BNP Paribas agreed to pay a $350 million fine to settle charges by New York’s Department of Financial Services (NYSDFS) arising out of the Bank’s global foreign-exchange business. As part of the settlement, the company must improve senior management oversight as it pertains to foreign exchange trading.
ACCORDING TO NYSDFS FINDINGS, … from 2007 to 2013, major deficiencies in the Bank’s oversight enabled “nearly unfettered misconduct by at least a dozen BNPP traders and salespeople” in New York, and in other key trading hubs, including London and Tokyo - all of whom have either been terminated, resigned or otherwise disciplined.
Improper conduct at BNPP included: (i) collusive activity by forex traders to manipulate forex currency prices and forex benchmark rates; (ii) executing fake trades to influence the exchange rates of emerging market currencies; and, (iii) improperly sharing confidential customer information with traders at other large banks.
For many years, numerous forex traders participated in multi-party chat rooms where they engaged in a variety of misconduct, including:
- Collusive conduct carried out through on-line chat rooms that involved fake trades designed to manipulate prices; collusion in setting spreads for customers trading in certain currencies, in order to widen the spreads and artificially increase profits;
- Improperly exchanging information about past and impending customer trades in order to maximize profits at customers’ expense.

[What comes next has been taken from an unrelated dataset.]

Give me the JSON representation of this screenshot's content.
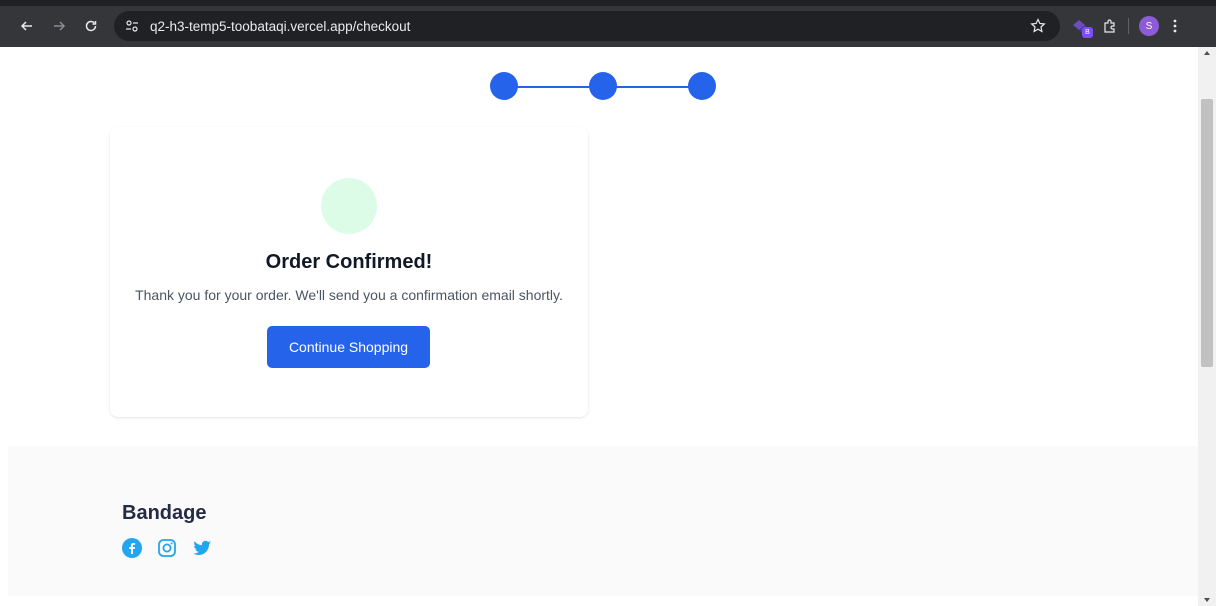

Conduct included improper sharing of confidential customer information via personal e-mail – including through use of a sophisticated codebook that helped identify dozens of clients, central banks or important market participants and specified trading volumes;
- Manipulation of the price at which daily benchmark rates were set – both from collusive market activity and improper submissions to benchmark-fixing bodies; and

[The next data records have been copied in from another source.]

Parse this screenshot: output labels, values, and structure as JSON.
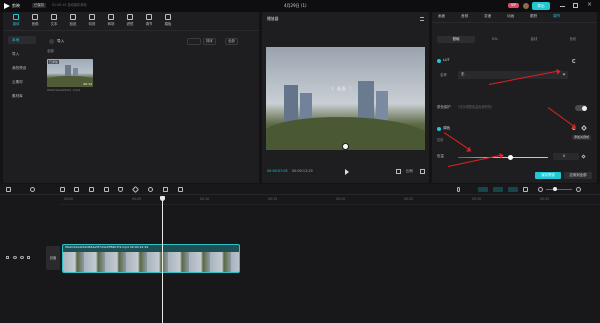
{
  "app": {
    "title": "剪映",
    "window_title": "4月29日 (1)",
    "account_label": "已保存",
    "status_text": "01:45:15 自动保存本地",
    "vip": "VIP",
    "export_label": "导出"
  },
  "toolbar": {
    "tools": [
      {
        "label": "媒体",
        "icon": "media-icon",
        "active": true
      },
      {
        "label": "音频",
        "icon": "audio-icon",
        "active": false
      },
      {
        "label": "文本",
        "icon": "text-icon",
        "active": false
      },
      {
        "label": "贴纸",
        "icon": "sticker-icon",
        "active": false
      },
      {
        "label": "特效",
        "icon": "effects-icon",
        "active": false
      },
      {
        "label": "转场",
        "icon": "transition-icon",
        "active": false
      },
      {
        "label": "滤镜",
        "icon": "filter-icon",
        "active": false
      },
      {
        "label": "调节",
        "icon": "adjust-icon",
        "active": false
      },
      {
        "label": "模板",
        "icon": "template-icon",
        "active": false
      }
    ]
  },
  "media": {
    "sidebar": [
      {
        "label": "本地",
        "active": true
      },
      {
        "label": "导入",
        "active": false
      },
      {
        "label": "我的预设",
        "active": false
      },
      {
        "label": "云素材",
        "active": false
      },
      {
        "label": "素材库",
        "active": false
      }
    ],
    "import_label": "导入",
    "section_label": "全部",
    "sort_label": "排序",
    "filter_label": "全部",
    "clip": {
      "added": "已添加",
      "name": "0fe0c22ad2b4d...mp4",
      "duration": "00:12"
    }
  },
  "player": {
    "title": "播放器",
    "current_time": "00:00:07:05",
    "total_time": "00:00:12:29",
    "overlay_text": "[ 画面 ]",
    "ratio_label": "比例"
  },
  "properties": {
    "tabs": [
      {
        "label": "画面",
        "active": false
      },
      {
        "label": "音频",
        "active": false
      },
      {
        "label": "变速",
        "active": false
      },
      {
        "label": "动画",
        "active": false
      },
      {
        "label": "跟踪",
        "active": false
      },
      {
        "label": "调节",
        "active": true
      }
    ],
    "sub_tabs": [
      {
        "label": "基础",
        "active": true
      },
      {
        "label": "HSL",
        "active": false
      },
      {
        "label": "曲线",
        "active": false
      },
      {
        "label": "色轮",
        "active": false
      }
    ],
    "lut_label": "LUT",
    "lut_name_label": "名称",
    "lut_value": "无",
    "skin_label": "肤色保护",
    "skin_hint": "(仅对调整色温色调有效)",
    "color_label": "调色",
    "tooltip": "添加关键帧",
    "auto_label": "智能",
    "temperature_label": "色温",
    "temperature_value": "0",
    "temperature_level": 0.58,
    "save_preset": "保存预设",
    "apply_all": "应用到全部"
  },
  "timeline": {
    "ruler": [
      "00:00",
      "00:05",
      "00:10",
      "00:15",
      "00:20",
      "00:25",
      "00:30",
      "00:35"
    ],
    "track_label": "封面",
    "clip_label": "0fe0c22ad2b4d462e5f7d4a7ff69b7f4.mp4  00:00:12:29"
  },
  "colors": {
    "accent": "#1fc8d4",
    "annotation": "#e02020",
    "clip": "#2ec0c7"
  }
}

- Misleading customers by hiding markups on executed trades, including by using secretive hand signals when customers were on the phone; or by deliberately “underfilling” a customer trades, in order to keep part of a profitable trade for the Bank’s own book.
NYSDFS’ investigation also uncovered efforts by BNPP traders to conceal information.